The National Surgical Adjuvant Breast and Bowel Project (NSABP), a National Cancer Institute (NCI)-supported cancer research network, and General Motors Corporation today announced a unique collaboration between business and cancer research. GM is making information available to female employees and retirees about an opportunity to be screened to determine their risk of developing breast cancer. This breast cancer screening process is a component of NSABP's breast cancer prevention trial, the Study of Tamoxifen and Raloxifene (STAR).
"Cancer is the second leading cause of death in the United States. We estimate that over 150,000 GM employees, retirees, and their family members were treated for cancer last year. That's nearly 18 percent of the 1.2 million people covered by GM health care plans -- an enormous figure," stated Marcus G. Wilson, M.D., GM corporate medical director. "GM is at the forefront of companies battling cancer and we constantly strive to improve our employees' quality of life. That is why our support for breast cancer prevention research, including STAR, is absolutely critical."
As part of this pilot collaboration, nearly 140,000 female, salaried employees (both active and retired) age 35 and older are being mailed a message from Dr. Wilson, information on the STAR trial, and the STAR Risk Assessment Form. Women are invited to complete the form, at no obligation, if they are interested in knowing their risk for developing breast cancer. All women who respond will have their breast cancer risk assessed by the NSABP and will be mailed the results. Postmenopausal women age 35 and older who are at high risk for developing breast cancer will then have the option of learning more about STAR.
STAR is designed to compare the effectiveness and safety of raloxifene (Evista), an osteoporosis prevention and treatment drug, to tamoxifen (Nolvadex) for reducing breast cancer risk. Over 500 centers across the United States, Puerto Rico, and Canada are enrolling 22,000 postmenopausal women age 35 and older who are at high risk for developing breast cancer into the trial. More than 8,500 women have joined STAR since it was opened in July 1999.
"All information submitted by any GM employee is confidential," said Wilson. "Information submitted by an employee will not be shared with GM and the resulting information about her risk of breast cancer will only be given back to the woman. If she has an increased risk of breast cancer and she is interested in being contacted about STAR, only then will the NSABP share her information with a STAR researcher at a site near her."

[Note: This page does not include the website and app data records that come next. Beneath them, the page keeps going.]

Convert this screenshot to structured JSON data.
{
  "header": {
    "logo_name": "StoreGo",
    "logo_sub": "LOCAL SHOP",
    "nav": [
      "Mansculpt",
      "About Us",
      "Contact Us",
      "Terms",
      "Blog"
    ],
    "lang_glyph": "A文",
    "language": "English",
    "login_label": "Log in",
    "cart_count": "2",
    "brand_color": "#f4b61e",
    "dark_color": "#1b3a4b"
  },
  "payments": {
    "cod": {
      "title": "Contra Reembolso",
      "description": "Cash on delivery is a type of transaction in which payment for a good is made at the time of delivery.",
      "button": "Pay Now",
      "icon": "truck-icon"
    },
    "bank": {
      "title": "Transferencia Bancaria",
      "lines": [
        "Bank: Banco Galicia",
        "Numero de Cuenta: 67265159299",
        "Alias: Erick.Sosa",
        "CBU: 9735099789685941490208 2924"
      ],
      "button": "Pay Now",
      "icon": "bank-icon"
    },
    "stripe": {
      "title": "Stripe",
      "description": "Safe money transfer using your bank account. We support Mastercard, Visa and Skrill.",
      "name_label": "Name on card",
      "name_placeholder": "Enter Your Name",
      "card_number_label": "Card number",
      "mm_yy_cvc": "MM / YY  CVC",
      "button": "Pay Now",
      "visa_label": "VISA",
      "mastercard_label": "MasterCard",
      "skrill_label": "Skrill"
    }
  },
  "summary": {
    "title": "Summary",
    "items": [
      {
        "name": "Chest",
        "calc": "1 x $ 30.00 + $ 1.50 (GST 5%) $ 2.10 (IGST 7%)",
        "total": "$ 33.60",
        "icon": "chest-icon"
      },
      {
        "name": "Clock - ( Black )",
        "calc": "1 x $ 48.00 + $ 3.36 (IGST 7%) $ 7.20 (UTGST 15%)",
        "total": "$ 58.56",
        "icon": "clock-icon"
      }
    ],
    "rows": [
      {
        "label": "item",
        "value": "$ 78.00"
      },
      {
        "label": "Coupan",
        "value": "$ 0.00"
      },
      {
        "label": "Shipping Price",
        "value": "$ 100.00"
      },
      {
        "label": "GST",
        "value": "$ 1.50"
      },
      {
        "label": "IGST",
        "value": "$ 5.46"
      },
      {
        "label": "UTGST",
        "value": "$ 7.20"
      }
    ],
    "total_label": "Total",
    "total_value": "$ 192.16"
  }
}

According to D. Lawrence Wickerham, M.D., NSABP associate chairman and STAR protocol officer, a women's individual risk for developing breast cancer is calculated by a computer program using her personal medical history and her family's history of breast cancer. "Not surprisingly, most women tend to overestimate their own breast cancer risk," said Wickerham. "We consider the risk assessments we do as a part of STAR to be a public health service. Many of the women who go through the risk assessment process are reassured to learn that their actual risk of breast cancer is lower than they imagined."
GM has a history of forward-thinking employee wellness programs, including LifeSteps, the largest corporate health promotion program in the world. This program provides the information and tools to promote healthier lifestyles and helps employees, retirees, and their families better manage their health and health care needs while potentially preventing serious health episodes. LifeSteps also helps to educate and inform GM health care enrollees so that they can be more active in making health care decisions and more able to practice home or self-care when appropriate.
"We applaud GM for their focus on prevention and health risk reduction," said Worta McCaskill-Stevens, M.D., program officer for STAR at the NCI's Division of Cancer Prevention. "GM's support for cancer prevention is a perfect complement to the goals of the STAR trial, and we are pleased to have their assistance with this project."
In 1998, the drug tamoxifen was shown to reduce the chance of developing breast cancer by about half in the Breast Cancer Prevention Trial (BCPT), a study of over 13,000 premenopausal and postmenopausal women at increased risk of breast cancer. The U.S. Food and Drug Administration (FDA) approved the use of tamoxifen to reduce the incidence of breast cancer in women at increased risk of the disease in October 1998. Raloxifene was shown to reduce the incidence of breast cancer in a large osteoporosis trial, the Multiple Outcomes of Raloxifene Evaluation (MORE) study. MORE involved 7,705 postmenopausal women with a history of osteoporosis.
Once a woman chooses to participate in STAR, she is randomly assigned to receive either 20 mg tamoxifen or 60 mg raloxifene daily for five years and will have regular follow-up examinations, including mammograms and gynecologic exams. The maker of tamoxifen, AstraZeneca Pharmaceuticals, Wilmington, Del., and the maker of raloxifene, Eli Lilly and Company, Indianapolis, Ind., are providing their drugs for the trial without charge.
Women interested in locating a STAR site can also call the NCI's Cancer Information Service at 1-800-4-CANCER (1-800-422-6237). For more information on STAR, visit the NSABP's Web site at http://www.nsabp.pitt.edu or NCI's clinical trials Web site at http://cancertrials.nci.nih.gov and choose "STAR" from the Most Requested Pages section.